  1. ^ Brian O'Connor (2000). Queen's College North Adelaide, 1893–1949. Queen's College Old Boys' Association. ISBN 0646386603.
  2. ^ a b "Training Youth for Life and Citizenship". The Mail (Adelaide). South Australia. 16 May 1936. p. 23. Retrieved 2 February 2020 – via Trove.
  3. ^ "Typhoid Fever at St Peter's College". The Evening Journal (Adelaide). XVIII (5257). South Australia. 12 April 1886. p. 2. Retrieved 1 February 2020 – via Trove.
  4. ^ "Queen's School". Adelaide Observer. South Australia. 24 December 1892. p. 22. Retrieved 2 February 2020 – via Trove.
  5. ^ a b "Passing By: Famous families". The News (Adelaide). South Australia. 27 April 1945. p. 2. Retrieved 2 February 2020 – via Trove.
  6. ^ "Queen's School". South Australian Register. South Australia. 21 December 1895. p. 5. Retrieved 2 February 2020 – via Trove.
  7. ^ "The Late Mr. J. H. Lindon". The Adelaide Observer. South Australia. 12 June 1897. p. 14. Retrieved 2 February 2020 – via Trove.
  8. ^ "Death of Mr J. T. Sunter". The Express and Telegraph. South Australia. 16 July 1896. p. 3. Retrieved 2 February 2020 – via Trove.
  9. ^ "Advertising". The Argus (Melbourne). Victoria, Australia. 2 February 1891. p. 3. Retrieved 2 February 2020 – via Trove.
  10. ^ "Death of Mr R. G. J. Hood". The Register (Adelaide). South Australia. 23 July 1926. p. 11. Retrieved 2 February 2020 – via Trove.
  11. ^ "Headmaster Of College Dead". The Mail (Adelaide). South Australia. 7 April 1934. p. 4. Retrieved 2 February 2020 – via Trove.
  12. ^ "Queen's College Extends Its Premises". The News (Adelaide). South Australia. 16 December 1942. p. 5. Retrieved 3 February 2020 – via Trove.
  13. ^ "Closing Down of College". The News (Adelaide). South Australia. 6 July 1949. p. 16. Retrieved 3 February 2020 – via Trove.
  14. ^ "Queen's Old Boys Association | Pulteney Grammar School".
  15. ^ "Dr Grant Wins Dermatitis Case". The News (Adelaide). South Australia. 13 March 1933. p. 1. Retrieved 19 June 2020 – via Trove.
  16. ^ "Obituary". The Chronicle (Adelaide). South Australia. 19 April 1945. p. 2. Retrieved 17 June 2020 – via Trove.

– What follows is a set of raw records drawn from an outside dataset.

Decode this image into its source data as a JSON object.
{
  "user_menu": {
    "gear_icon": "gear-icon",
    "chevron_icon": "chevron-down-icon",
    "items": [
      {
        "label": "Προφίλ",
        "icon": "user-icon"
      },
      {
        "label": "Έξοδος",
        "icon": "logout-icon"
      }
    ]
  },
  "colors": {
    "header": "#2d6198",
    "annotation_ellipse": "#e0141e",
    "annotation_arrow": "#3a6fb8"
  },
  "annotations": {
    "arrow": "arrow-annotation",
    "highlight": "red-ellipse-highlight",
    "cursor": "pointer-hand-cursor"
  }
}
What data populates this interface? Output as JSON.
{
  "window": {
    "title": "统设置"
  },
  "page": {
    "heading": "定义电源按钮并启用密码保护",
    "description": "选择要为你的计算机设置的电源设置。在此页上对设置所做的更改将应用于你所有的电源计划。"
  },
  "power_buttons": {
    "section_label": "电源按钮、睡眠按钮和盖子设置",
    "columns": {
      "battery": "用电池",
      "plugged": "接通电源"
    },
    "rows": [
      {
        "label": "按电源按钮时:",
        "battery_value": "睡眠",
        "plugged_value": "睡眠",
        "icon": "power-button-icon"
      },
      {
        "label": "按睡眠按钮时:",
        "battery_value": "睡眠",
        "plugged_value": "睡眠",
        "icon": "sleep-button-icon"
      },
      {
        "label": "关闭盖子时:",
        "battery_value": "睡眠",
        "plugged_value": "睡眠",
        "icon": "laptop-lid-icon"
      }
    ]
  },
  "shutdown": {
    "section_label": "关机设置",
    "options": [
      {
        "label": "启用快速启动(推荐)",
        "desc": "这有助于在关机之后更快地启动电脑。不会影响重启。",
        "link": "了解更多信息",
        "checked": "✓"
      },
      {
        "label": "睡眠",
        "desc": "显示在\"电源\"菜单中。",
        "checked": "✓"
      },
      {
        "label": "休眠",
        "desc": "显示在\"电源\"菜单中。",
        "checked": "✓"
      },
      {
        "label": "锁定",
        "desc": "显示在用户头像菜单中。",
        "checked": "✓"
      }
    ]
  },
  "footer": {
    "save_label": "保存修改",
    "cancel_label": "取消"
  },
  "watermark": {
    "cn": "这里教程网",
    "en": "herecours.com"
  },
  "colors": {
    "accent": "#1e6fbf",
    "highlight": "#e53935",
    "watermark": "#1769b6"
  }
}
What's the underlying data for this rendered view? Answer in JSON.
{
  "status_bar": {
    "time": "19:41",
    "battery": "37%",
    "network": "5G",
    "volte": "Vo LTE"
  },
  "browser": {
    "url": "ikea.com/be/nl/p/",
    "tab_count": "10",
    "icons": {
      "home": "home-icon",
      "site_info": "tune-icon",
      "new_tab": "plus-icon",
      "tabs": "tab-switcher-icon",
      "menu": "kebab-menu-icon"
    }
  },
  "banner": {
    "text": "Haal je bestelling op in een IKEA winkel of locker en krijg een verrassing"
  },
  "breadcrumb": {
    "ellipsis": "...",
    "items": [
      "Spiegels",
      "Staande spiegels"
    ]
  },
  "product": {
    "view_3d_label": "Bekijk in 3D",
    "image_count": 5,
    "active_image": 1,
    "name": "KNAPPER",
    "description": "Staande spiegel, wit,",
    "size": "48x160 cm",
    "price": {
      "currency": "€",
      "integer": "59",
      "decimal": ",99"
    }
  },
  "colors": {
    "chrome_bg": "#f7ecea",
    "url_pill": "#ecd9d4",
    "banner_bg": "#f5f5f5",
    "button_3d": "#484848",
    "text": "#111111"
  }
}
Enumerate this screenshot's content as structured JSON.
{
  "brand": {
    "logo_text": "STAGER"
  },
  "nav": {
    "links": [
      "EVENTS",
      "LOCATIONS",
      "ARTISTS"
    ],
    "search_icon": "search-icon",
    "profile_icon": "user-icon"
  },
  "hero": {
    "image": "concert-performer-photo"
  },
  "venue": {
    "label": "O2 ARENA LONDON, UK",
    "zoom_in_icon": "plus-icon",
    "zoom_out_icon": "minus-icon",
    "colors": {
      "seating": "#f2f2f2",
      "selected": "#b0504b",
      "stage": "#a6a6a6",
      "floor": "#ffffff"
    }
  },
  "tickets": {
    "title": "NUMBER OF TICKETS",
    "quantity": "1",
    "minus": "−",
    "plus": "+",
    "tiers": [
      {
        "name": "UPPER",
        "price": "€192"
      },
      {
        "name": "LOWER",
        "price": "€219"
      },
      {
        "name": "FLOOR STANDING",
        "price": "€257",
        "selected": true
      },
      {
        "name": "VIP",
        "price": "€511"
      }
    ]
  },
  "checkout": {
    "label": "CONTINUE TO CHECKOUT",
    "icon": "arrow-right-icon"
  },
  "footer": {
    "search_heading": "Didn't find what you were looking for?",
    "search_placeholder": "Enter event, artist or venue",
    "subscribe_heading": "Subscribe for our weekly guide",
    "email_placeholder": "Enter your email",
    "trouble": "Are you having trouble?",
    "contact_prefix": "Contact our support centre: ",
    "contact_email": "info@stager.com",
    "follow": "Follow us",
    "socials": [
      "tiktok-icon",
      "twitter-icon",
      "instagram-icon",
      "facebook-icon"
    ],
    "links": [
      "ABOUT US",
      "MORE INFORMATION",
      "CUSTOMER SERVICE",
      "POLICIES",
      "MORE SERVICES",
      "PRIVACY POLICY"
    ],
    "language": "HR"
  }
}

  17. ^ "Passing By". The News (Adelaide). South Australia. 21 August 1935. p. 6. Retrieved 3 February 2020 – via Trove.
  18. ^ "in This State". The Mail (Adelaide). South Australia. 8 January 1938. p. 13. Retrieved 2 February 2020 – via Trove.